Start of Information given
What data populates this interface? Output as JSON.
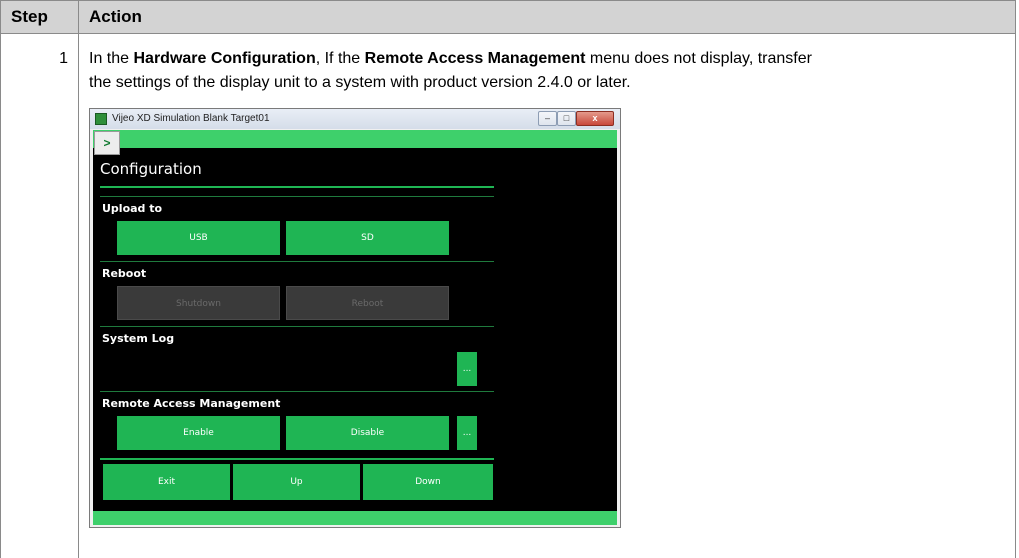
{
  "table": {
    "header_step": "Step",
    "header_action": "Action"
  },
  "row": {
    "step": "1",
    "text_prefix": "In the ",
    "bold1": "Hardware Configuration",
    "text_mid": ", If the ",
    "bold2": "Remote Access Management",
    "text_line1_end": " menu does not display, transfer",
    "text_line2": "the settings of the display unit to a system with product version 2.4.0 or later."
  },
  "window": {
    "title": "Vijeo XD Simulation Blank Target01",
    "min_glyph": "–",
    "max_glyph": "□",
    "close_glyph": "x",
    "nav_glyph": ">"
  },
  "app": {
    "title": "Configuration",
    "upload_label": "Upload to",
    "usb_button": "USB",
    "sd_button": "SD",
    "reboot_label": "Reboot",
    "shutdown_button": "Shutdown",
    "reboot_button": "Reboot",
    "syslog_label": "System Log",
    "syslog_more": "...",
    "remote_label": "Remote Access Management",
    "enable_button": "Enable",
    "disable_button": "Disable",
    "remote_more": "...",
    "exit_button": "Exit",
    "up_button": "Up",
    "down_button": "Down"
  },
  "colors": {
    "accent_green": "#1fb554",
    "bar_green": "#3ed06b",
    "app_background": "#000000",
    "table_header": "#d3d3d3"
  }
}
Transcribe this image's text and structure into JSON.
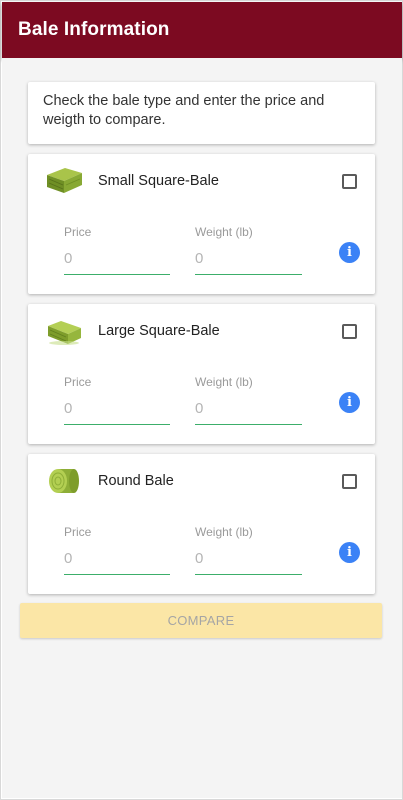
{
  "appbar": {
    "title": "Bale Information"
  },
  "intro": {
    "text": "Check the bale type and enter the price and weigth to compare."
  },
  "bales": [
    {
      "name": "Small Square-Bale",
      "icon": "small-square-bale-icon",
      "price_label": "Price",
      "price_placeholder": "0",
      "weight_label": "Weight (lb)",
      "weight_placeholder": "0",
      "checked": false
    },
    {
      "name": "Large Square-Bale",
      "icon": "large-square-bale-icon",
      "price_label": "Price",
      "price_placeholder": "0",
      "weight_label": "Weight (lb)",
      "weight_placeholder": "0",
      "checked": false
    },
    {
      "name": "Round Bale",
      "icon": "round-bale-icon",
      "price_label": "Price",
      "price_placeholder": "0",
      "weight_label": "Weight (lb)",
      "weight_placeholder": "0",
      "checked": false
    }
  ],
  "info_icon": {
    "glyph": "i"
  },
  "compare_button": {
    "label": "COMPARE"
  },
  "colors": {
    "appbar": "#7c0a21",
    "input_underline": "#3cae6a",
    "info": "#3b82f6",
    "compare_bg": "#fbe6a6"
  }
}
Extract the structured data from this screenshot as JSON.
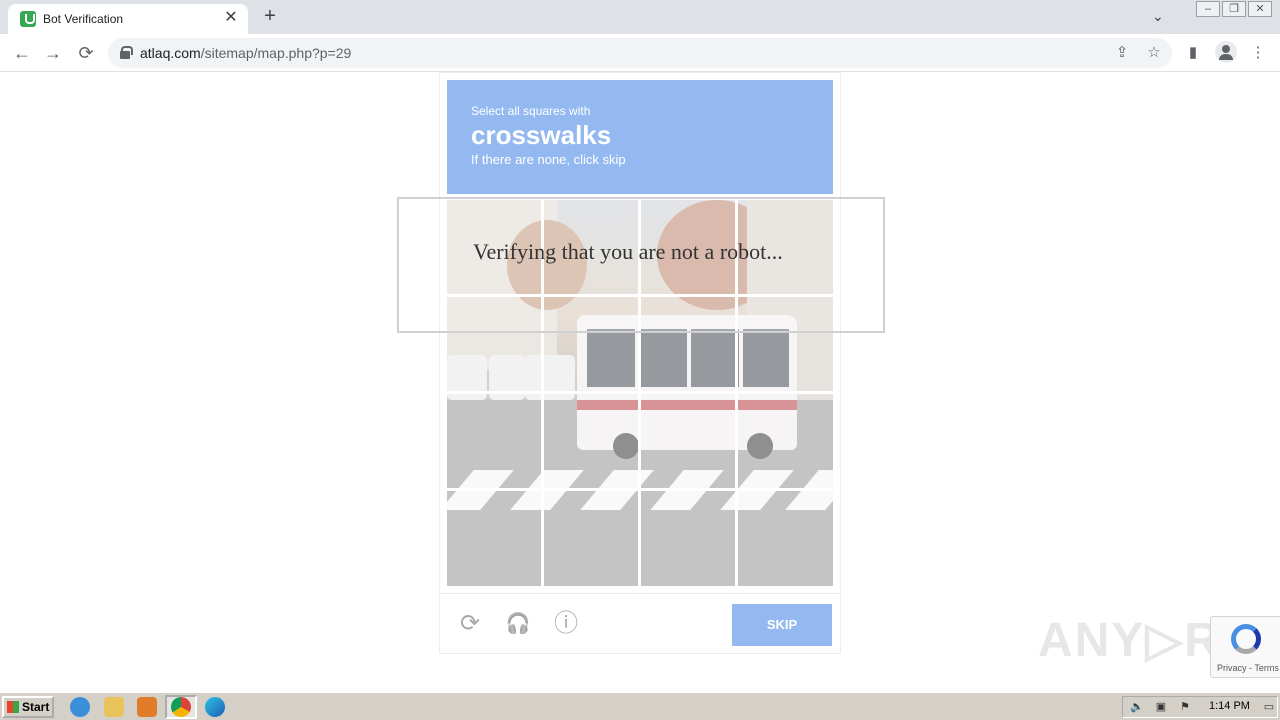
{
  "browser": {
    "tab_title": "Bot Verification",
    "tab_close": "✕",
    "new_tab": "+",
    "url_domain": "atlaq.com",
    "url_path": "/sitemap/map.php?p=29",
    "nav_back": "←",
    "nav_forward": "→",
    "nav_reload": "⟳",
    "tab_menu": "⌄",
    "window_minimize": "–",
    "window_restore": "❐",
    "window_close": "✕"
  },
  "captcha": {
    "prompt_line1": "Select all squares with",
    "prompt_target": "crosswalks",
    "prompt_line3": "If there are none, click skip",
    "skip_label": "SKIP",
    "reload_icon": "⟳",
    "audio_icon": "🎧",
    "info_icon": "ⓘ",
    "accent_color": "#2b76e5"
  },
  "overlay": {
    "text": "Verifying that you are not a robot..."
  },
  "watermark": {
    "text": "ANY▷RUN"
  },
  "recaptcha_badge": {
    "terms": "Privacy - Terms"
  },
  "taskbar": {
    "start_label": "Start",
    "clock": "1:14 PM"
  }
}
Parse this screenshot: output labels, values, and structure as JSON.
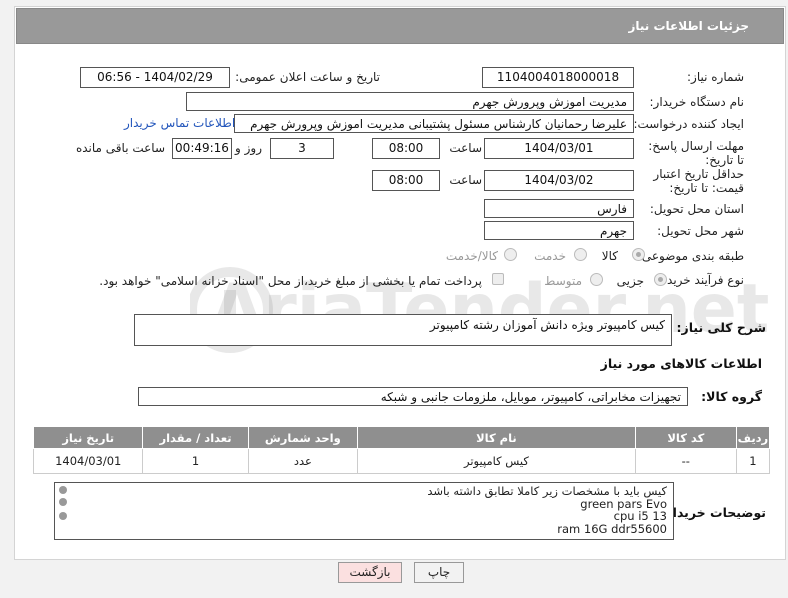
{
  "header": {
    "title": "جزئیات اطلاعات نیاز"
  },
  "fields": {
    "need_number_label": "شماره نیاز:",
    "need_number": "1104004018000018",
    "announce_label": "تاریخ و ساعت اعلان عمومی:",
    "announce_value": "1404/02/29 - 06:56",
    "buyer_org_label": "نام دستگاه خریدار:",
    "buyer_org": "مدیریت اموزش وپرورش جهرم",
    "requester_label": "ایجاد کننده درخواست:",
    "requester": "علیرضا رحمانیان کارشناس مسئول پشتیبانی مدیریت اموزش وپرورش جهرم",
    "contact_link": "اطلاعات تماس خریدار",
    "reply_deadline_label": "مهلت ارسال پاسخ: تا تاریخ:",
    "reply_date": "1404/03/01",
    "time_label": "ساعت",
    "reply_time": "08:00",
    "days_value": "3",
    "days_label": "روز و",
    "remaining_time": "00:49:16",
    "remaining_label": "ساعت باقی مانده",
    "price_validity_label": "حداقل تاریخ اعتبار قیمت: تا تاریخ:",
    "price_date": "1404/03/02",
    "price_time": "08:00",
    "province_label": "استان محل تحویل:",
    "province": "فارس",
    "city_label": "شهر محل تحویل:",
    "city": "جهرم",
    "category_label": "طبقه بندی موضوعی:",
    "category_options": [
      "کالا",
      "خدمت",
      "کالا/خدمت"
    ],
    "process_label": "نوع فرآیند خرید :",
    "process_options": [
      "جزیی",
      "متوسط"
    ],
    "payment_note": "پرداخت تمام یا بخشی از مبلغ خرید،از محل \"اسناد خزانه اسلامی\" خواهد بود."
  },
  "description": {
    "label": "شرح کلی نیاز:",
    "value": "کیس کامپیوتر ویژه دانش آموزان رشته کامپیوتر"
  },
  "goods_section": {
    "title": "اطلاعات کالاهای مورد نیاز",
    "group_label": "گروه کالا:",
    "group_value": "تجهیزات مخابراتی، کامپیوتر، موبایل، ملزومات جانبی و شبکه"
  },
  "table": {
    "headers": [
      "ردیف",
      "کد کالا",
      "نام کالا",
      "واحد شمارش",
      "تعداد / مقدار",
      "تاریخ نیاز"
    ],
    "rows": [
      [
        "1",
        "--",
        "کیس کامپیوتر",
        "عدد",
        "1",
        "1404/03/01"
      ]
    ]
  },
  "buyer_notes": {
    "label": "توضیحات خریدار:",
    "lines": [
      "کیس باید با مشخصات زیر کاملا تطابق داشته باشد",
      "green pars Evo",
      "cpu i5 13",
      "ram 16G ddr55600"
    ]
  },
  "buttons": {
    "print": "چاپ",
    "back": "بازگشت"
  },
  "watermark": {
    "text": "AriaTender.net"
  },
  "colors": {
    "header_bg": "#999999",
    "table_header_bg": "#8f8f8f",
    "link": "#2255bb",
    "back_button_bg": "#fbe0e0"
  }
}
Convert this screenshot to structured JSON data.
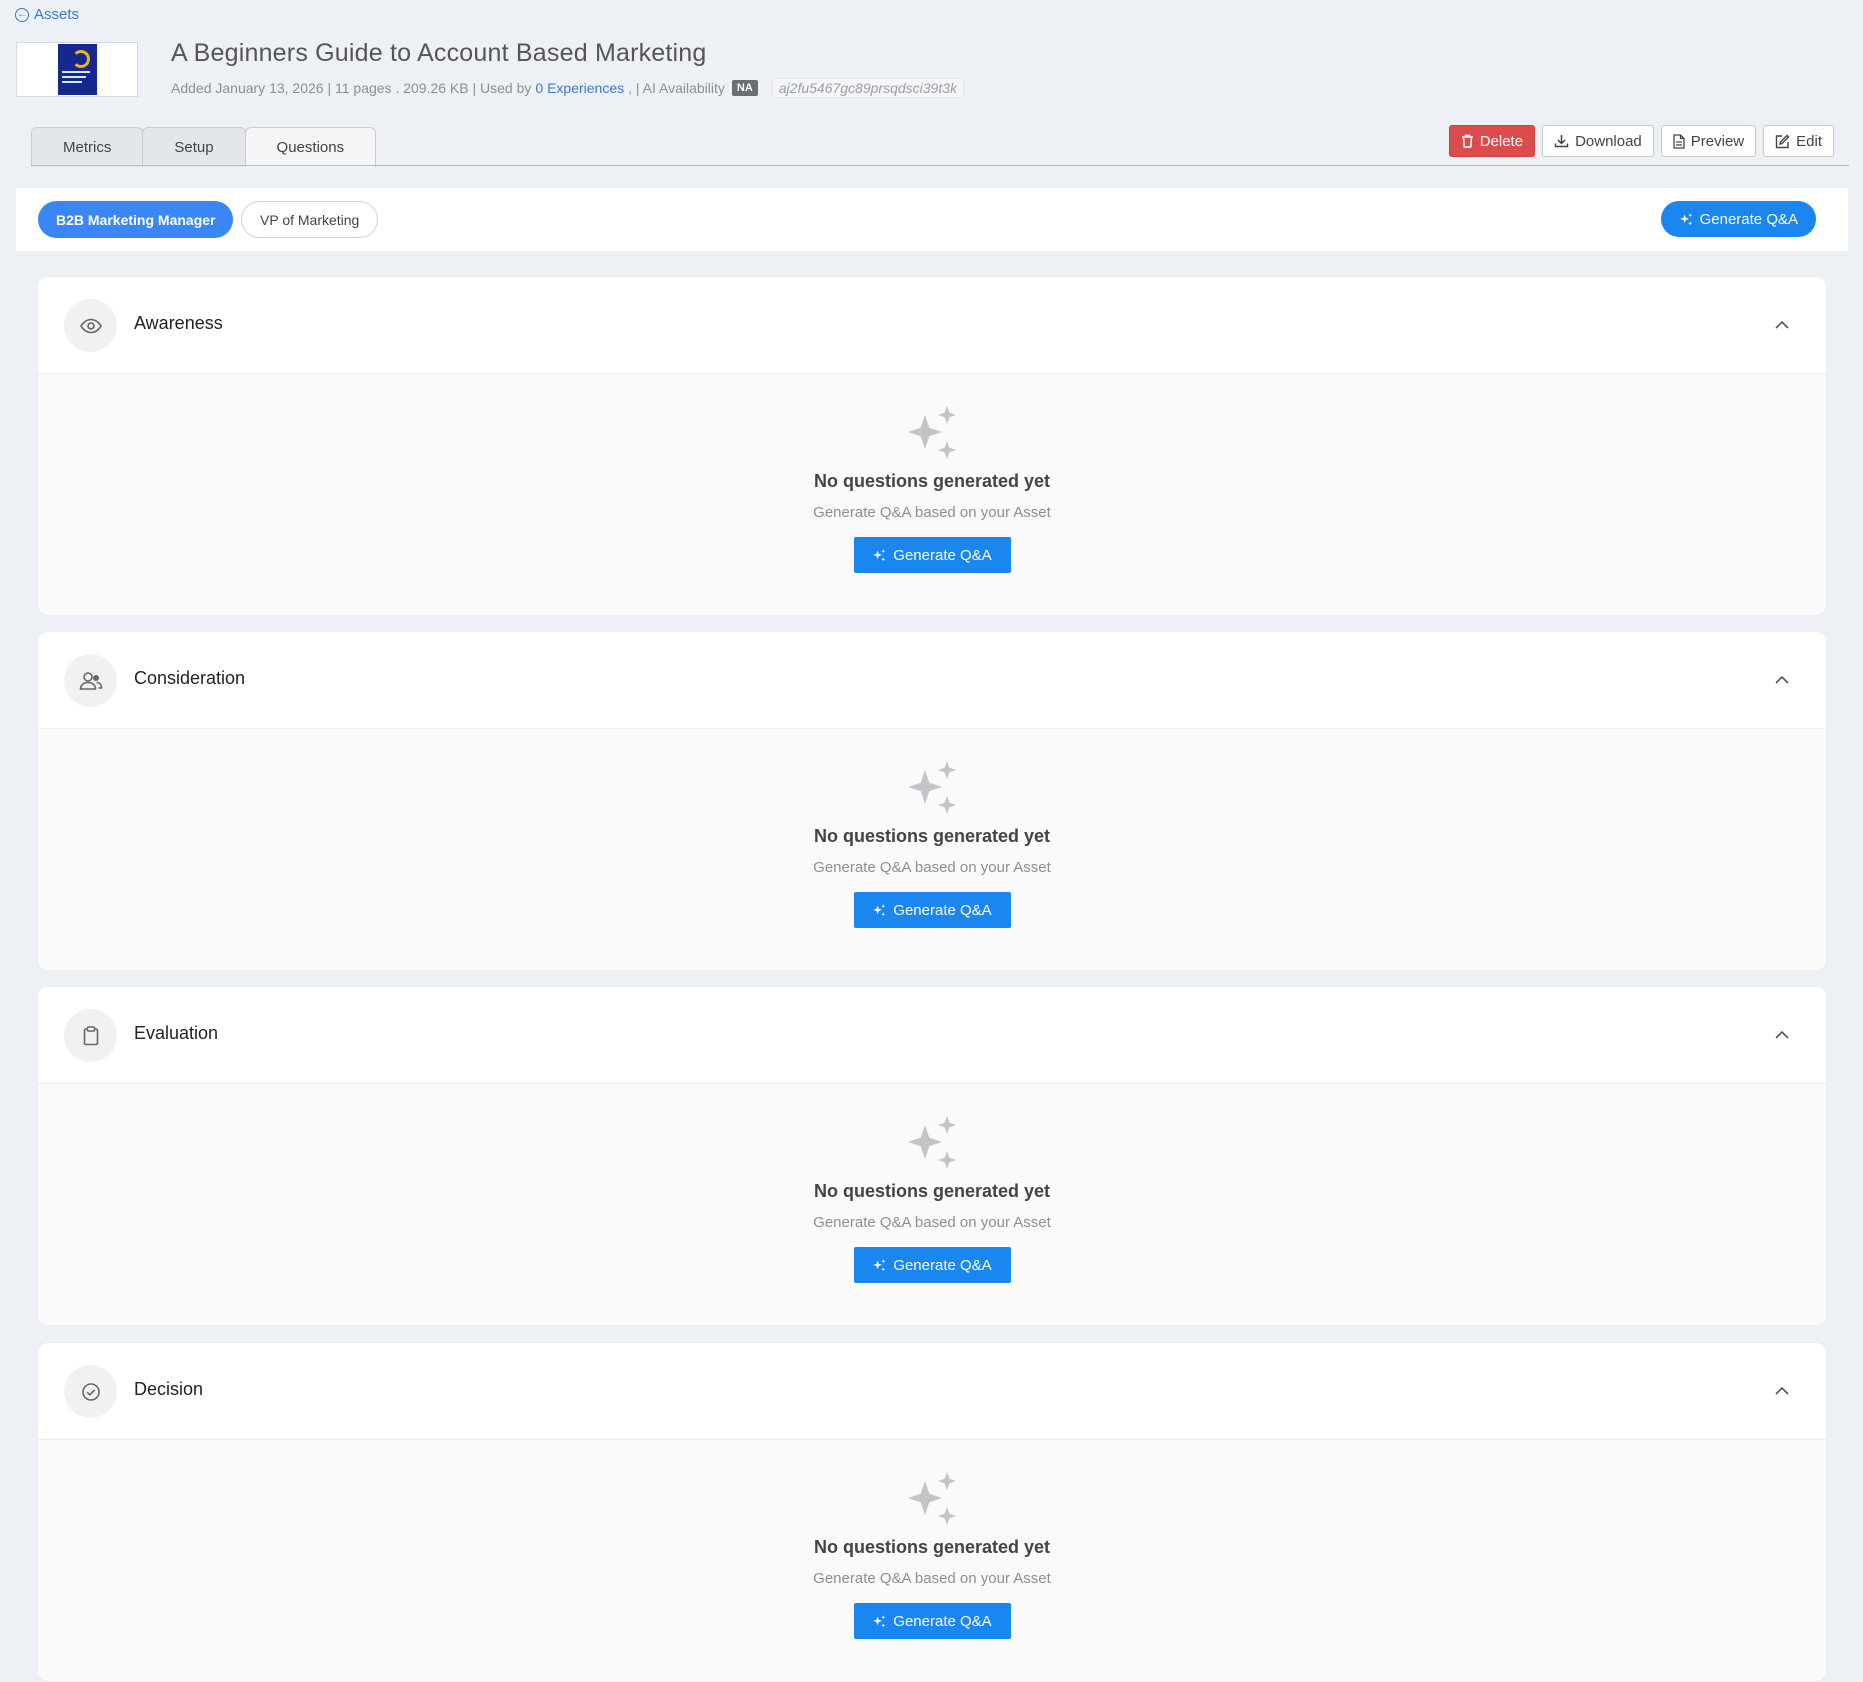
{
  "breadcrumb": {
    "back_label": "Assets"
  },
  "asset": {
    "title": "A Beginners Guide to Account Based Marketing",
    "added": "Added January 13, 2026 | 11 pages . 209.26 KB | Used by",
    "experiences_link": "0 Experiences",
    "ai_label": ", | AI Availability",
    "ai_badge": "NA",
    "hash": "aj2fu5467gc89prsqdsci39t3k"
  },
  "tabs": [
    {
      "label": "Metrics"
    },
    {
      "label": "Setup"
    },
    {
      "label": "Questions",
      "active": true
    }
  ],
  "actions": {
    "delete": "Delete",
    "download": "Download",
    "preview": "Preview",
    "edit": "Edit"
  },
  "personas": [
    {
      "label": "B2B Marketing Manager",
      "active": true
    },
    {
      "label": "VP of Marketing",
      "active": false
    }
  ],
  "generate_top": "Generate Q&A",
  "sections": [
    {
      "title": "Awareness",
      "icon": "eye-icon",
      "empty_title": "No questions generated yet",
      "empty_sub": "Generate Q&A based on your Asset",
      "button": "Generate Q&A"
    },
    {
      "title": "Consideration",
      "icon": "users-icon",
      "empty_title": "No questions generated yet",
      "empty_sub": "Generate Q&A based on your Asset",
      "button": "Generate Q&A"
    },
    {
      "title": "Evaluation",
      "icon": "clipboard-icon",
      "empty_title": "No questions generated yet",
      "empty_sub": "Generate Q&A based on your Asset",
      "button": "Generate Q&A"
    },
    {
      "title": "Decision",
      "icon": "check-circle-icon",
      "empty_title": "No questions generated yet",
      "empty_sub": "Generate Q&A based on your Asset",
      "button": "Generate Q&A"
    }
  ],
  "colors": {
    "primary": "#1a86f0",
    "persona_active": "#3a86f5",
    "danger": "#db4c4c",
    "background": "#edf0f4"
  }
}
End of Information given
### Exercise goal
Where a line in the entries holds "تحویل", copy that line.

### Solution for this exercise
    "province_label": "استان محل تحویل:",
    "city_label": "شهر محل تحویل:",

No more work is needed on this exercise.